▶ **Prompt**
Every line in the records below that holds the word "this" is to be copied.

---- Raw data

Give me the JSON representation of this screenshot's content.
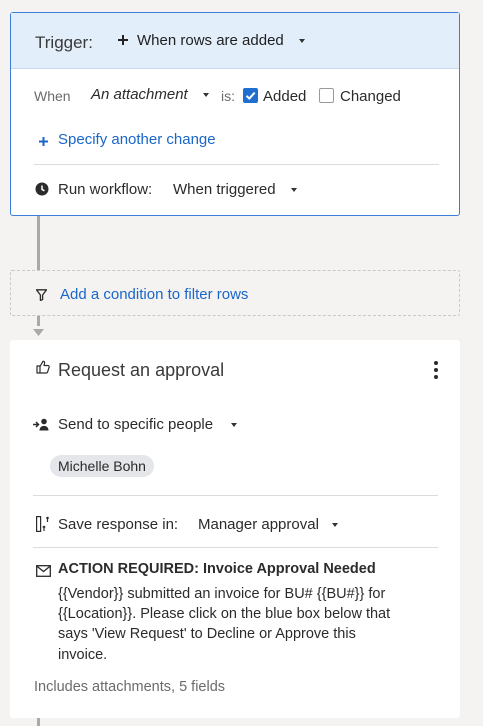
{
  "trigger": {
    "label": "Trigger:",
    "event": "When rows are added",
    "when_label": "When",
    "when_field": "An attachment",
    "is_label": "is:",
    "options": [
      {
        "label": "Added",
        "checked": true
      },
      {
        "label": "Changed",
        "checked": false
      }
    ],
    "specify_another": "Specify another change",
    "run_label": "Run workflow:",
    "run_value": "When triggered"
  },
  "filter": {
    "label": "Add a condition to filter rows"
  },
  "approval": {
    "title": "Request an approval",
    "send_to": "Send to specific people",
    "recipient": "Michelle Bohn",
    "save_label": "Save response in:",
    "save_value": "Manager approval",
    "message_subject": "ACTION REQUIRED: Invoice Approval Needed",
    "message_lines": [
      "{{Vendor}} submitted an invoice for BU# {{BU#}} for",
      "{{Location}}. Please click on the blue box below that",
      "says 'View Request' to Decline or Approve this",
      "invoice."
    ],
    "footer": "Includes attachments, 5 fields"
  },
  "colors": {
    "accent": "#1a66c9",
    "trigger_header_bg": "#e3eefb",
    "trigger_border": "#3b7dd8",
    "canvas_bg": "#f4f3f1"
  },
  "icons": {
    "add_event": "plus-icon",
    "specify": "plus-icon",
    "run": "clock-icon",
    "filter": "filter-icon",
    "approval": "thumbs-up-icon",
    "send": "person-add-icon",
    "save": "column-icon",
    "message": "envelope-icon",
    "menu": "more-vertical-icon"
  }
}
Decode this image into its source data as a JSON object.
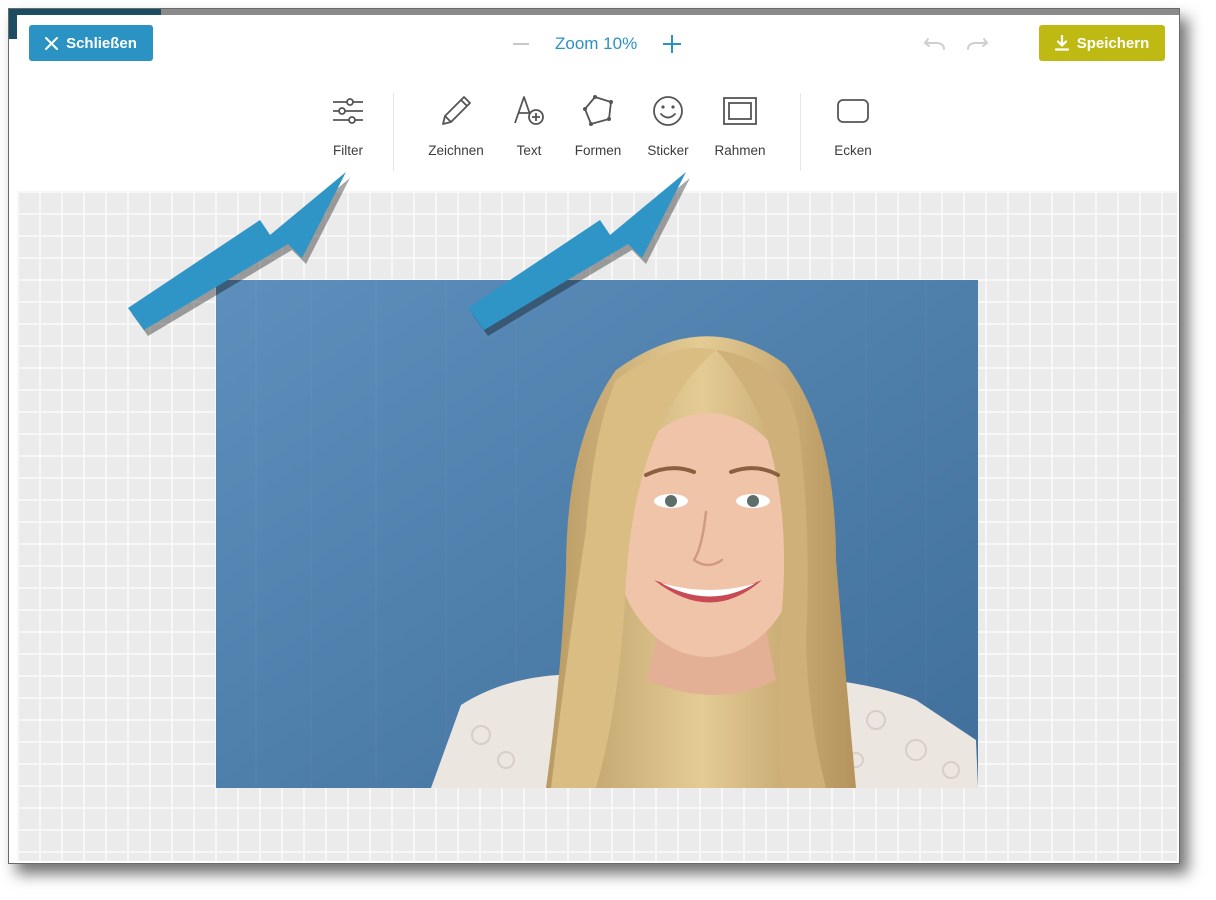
{
  "topbar": {
    "close_label": "Schließen",
    "zoom_label": "Zoom 10%",
    "save_label": "Speichern"
  },
  "toolbar": {
    "items": [
      {
        "label": "Filter",
        "icon": "sliders-icon"
      },
      {
        "label": "Zeichnen",
        "icon": "pencil-icon"
      },
      {
        "label": "Text",
        "icon": "text-add-icon"
      },
      {
        "label": "Formen",
        "icon": "polygon-icon"
      },
      {
        "label": "Sticker",
        "icon": "smiley-icon"
      },
      {
        "label": "Rahmen",
        "icon": "frame-icon"
      },
      {
        "label": "Ecken",
        "icon": "rounded-corner-icon"
      }
    ]
  },
  "colors": {
    "accent_blue": "#2b92c4",
    "save_green": "#bfba13",
    "annotation_arrow": "#2e95c6"
  }
}
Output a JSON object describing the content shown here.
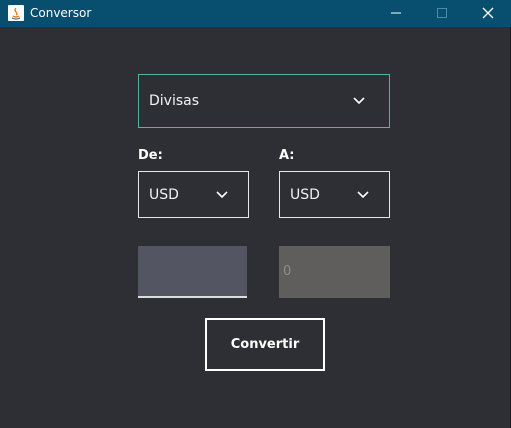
{
  "window": {
    "title": "Conversor",
    "controls": {
      "minimize_icon": "minimize-icon",
      "maximize_icon": "maximize-icon",
      "close_icon": "close-icon"
    }
  },
  "form": {
    "category": {
      "selected": "Divisas",
      "icon": "chevron-down-icon"
    },
    "from": {
      "label": "De:",
      "selected": "USD",
      "icon": "chevron-down-icon"
    },
    "to": {
      "label": "A:",
      "selected": "USD",
      "icon": "chevron-down-icon"
    },
    "amount": {
      "value": "",
      "placeholder": ""
    },
    "result": {
      "value": "0"
    },
    "convert_label": "Convertir"
  },
  "colors": {
    "titlebar": "#084e6e",
    "background": "#2e2f35",
    "accent_border": "#4fb3a6",
    "input_bg": "#535662",
    "result_bg": "#605e5c",
    "text": "#ffffff"
  }
}
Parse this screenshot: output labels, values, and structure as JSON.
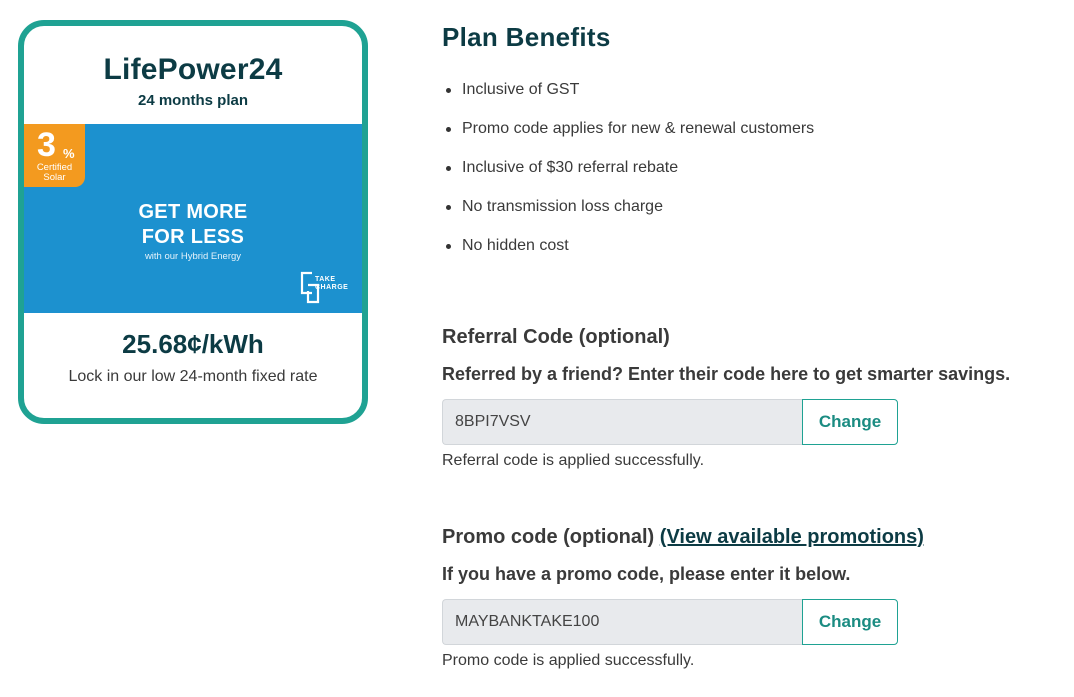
{
  "plan_card": {
    "name": "LifePower24",
    "term": "24 months plan",
    "banner": {
      "badge_number": "3",
      "badge_percent": "%",
      "badge_text_line1": "Certified",
      "badge_text_line2": "Solar",
      "headline_line1": "GET MORE",
      "headline_line2": "FOR LESS",
      "subline": "with our Hybrid Energy",
      "logo_line1": "TAKE",
      "logo_line2": "CHARGE"
    },
    "rate": "25.68¢/kWh",
    "rate_description": "Lock in our low 24-month fixed rate"
  },
  "benefits": {
    "title": "Plan Benefits",
    "items": [
      "Inclusive of GST",
      "Promo code applies for new & renewal customers",
      "Inclusive of $30 referral rebate",
      "No transmission loss charge",
      "No hidden cost"
    ]
  },
  "referral": {
    "title": "Referral Code (optional)",
    "subtitle": "Referred by a friend? Enter their code here to get smarter savings.",
    "value": "8BPI7VSV",
    "button_label": "Change",
    "status": "Referral code is applied successfully."
  },
  "promo": {
    "title": "Promo code (optional)",
    "link_label": "(View available promotions)",
    "subtitle": "If you have a promo code, please enter it below.",
    "value": "MAYBANKTAKE100",
    "button_label": "Change",
    "status": "Promo code is applied successfully."
  },
  "colors": {
    "accent_teal": "#1fa293",
    "dark_heading": "#0c3b44",
    "banner_blue": "#1c91cf",
    "badge_orange": "#f39a1f"
  }
}
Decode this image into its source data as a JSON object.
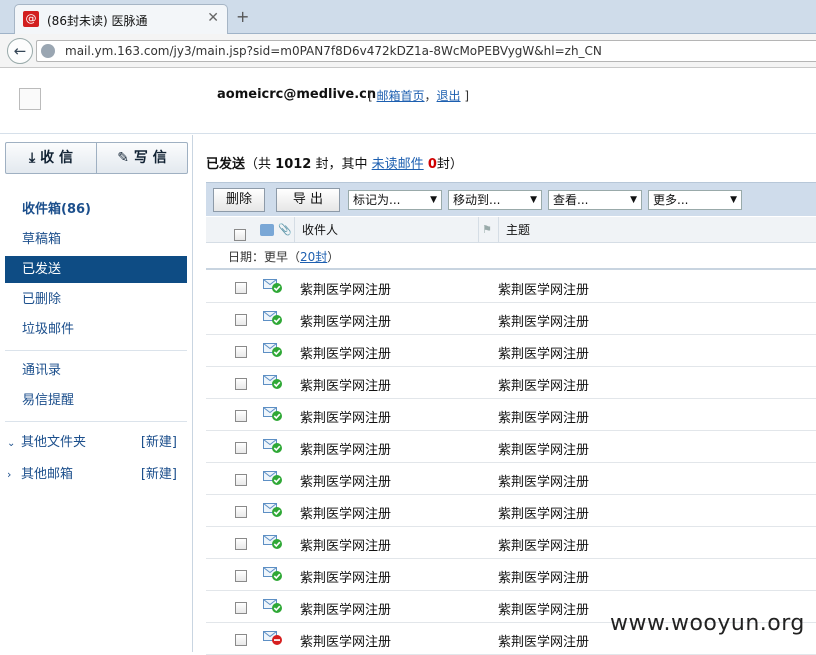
{
  "browser": {
    "tab_title": "(86封未读) 医脉通",
    "tab_favicon": "@",
    "tab_close": "✕",
    "new_tab": "+",
    "url": "mail.ym.163.com/jy3/main.jsp?sid=m0PAN7f8D6v472kDZ1a-8WcMoPEBVygW&hl=zh_CN"
  },
  "header": {
    "email": "aomeicrc@medlive.cn",
    "bracket_open": "[",
    "home_link": "邮箱首页",
    "comma": "，",
    "logout_link": "退出",
    "bracket_close": "]"
  },
  "sidebar": {
    "receive_label": "收 信",
    "compose_label": "写 信",
    "items": [
      {
        "label": "收件箱(86)"
      },
      {
        "label": "草稿箱"
      },
      {
        "label": "已发送"
      },
      {
        "label": "已删除"
      },
      {
        "label": "垃圾邮件"
      },
      {
        "label": "通讯录"
      },
      {
        "label": "易信提醒"
      }
    ],
    "other_folders": "其他文件夹",
    "other_mailboxes": "其他邮箱",
    "new_link": "[新建]"
  },
  "main": {
    "title": "已发送",
    "summary_pre": "（共",
    "total": "1012",
    "summary_mid": "封，其中",
    "unread_link": "未读邮件",
    "unread_count": "0",
    "summary_post": "封）",
    "toolbar": {
      "delete": "删除",
      "export": "导 出",
      "mark_as": "标记为...",
      "move_to": "移动到...",
      "view": "查看...",
      "more": "更多..."
    },
    "columns": {
      "recipient": "收件人",
      "subject": "主题"
    },
    "date_group": {
      "label": "日期：更早（",
      "count_link": "20封",
      "close": "）"
    },
    "rows": [
      {
        "recipient": "紫荆医学网注册",
        "subject": "紫荆医学网注册",
        "status": "ok"
      },
      {
        "recipient": "紫荆医学网注册",
        "subject": "紫荆医学网注册",
        "status": "ok"
      },
      {
        "recipient": "紫荆医学网注册",
        "subject": "紫荆医学网注册",
        "status": "ok"
      },
      {
        "recipient": "紫荆医学网注册",
        "subject": "紫荆医学网注册",
        "status": "ok"
      },
      {
        "recipient": "紫荆医学网注册",
        "subject": "紫荆医学网注册",
        "status": "ok"
      },
      {
        "recipient": "紫荆医学网注册",
        "subject": "紫荆医学网注册",
        "status": "ok"
      },
      {
        "recipient": "紫荆医学网注册",
        "subject": "紫荆医学网注册",
        "status": "ok"
      },
      {
        "recipient": "紫荆医学网注册",
        "subject": "紫荆医学网注册",
        "status": "ok"
      },
      {
        "recipient": "紫荆医学网注册",
        "subject": "紫荆医学网注册",
        "status": "ok"
      },
      {
        "recipient": "紫荆医学网注册",
        "subject": "紫荆医学网注册",
        "status": "ok"
      },
      {
        "recipient": "紫荆医学网注册",
        "subject": "紫荆医学网注册",
        "status": "ok"
      },
      {
        "recipient": "紫荆医学网注册",
        "subject": "紫荆医学网注册",
        "status": "failed"
      }
    ]
  },
  "watermark": "www.wooyun.org",
  "colors": {
    "accent": "#0e4c84",
    "link": "#1d5fb0",
    "unread_count": "#d00000",
    "sent_ok": "#2fa836",
    "sent_failed": "#d62020"
  }
}
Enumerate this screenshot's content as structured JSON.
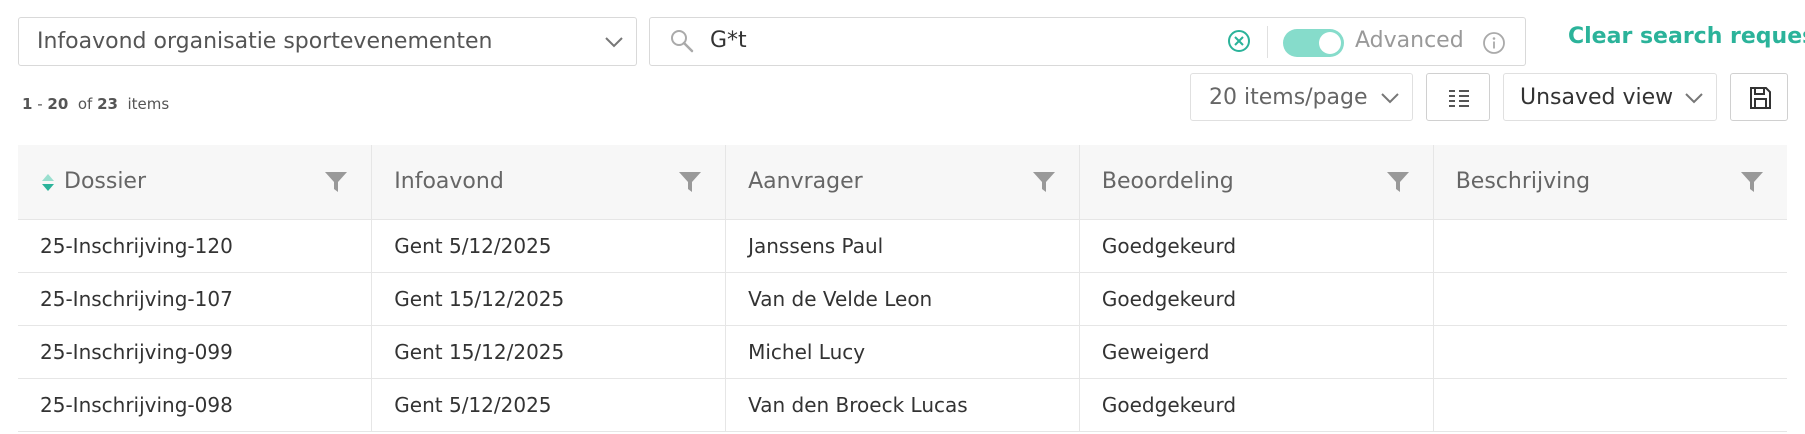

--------

▶ **Answer for the task**
Give me the JSON representation of this screenshot's content.
      "says 'View Request' to Decline or Approve this",
Decode this image into its source data as a JSON object.
Parse this screenshot: output labels, values, and structure as JSON.
Decode this image into its source data as a JSON object.
Enumerate this screenshot's content as structured JSON.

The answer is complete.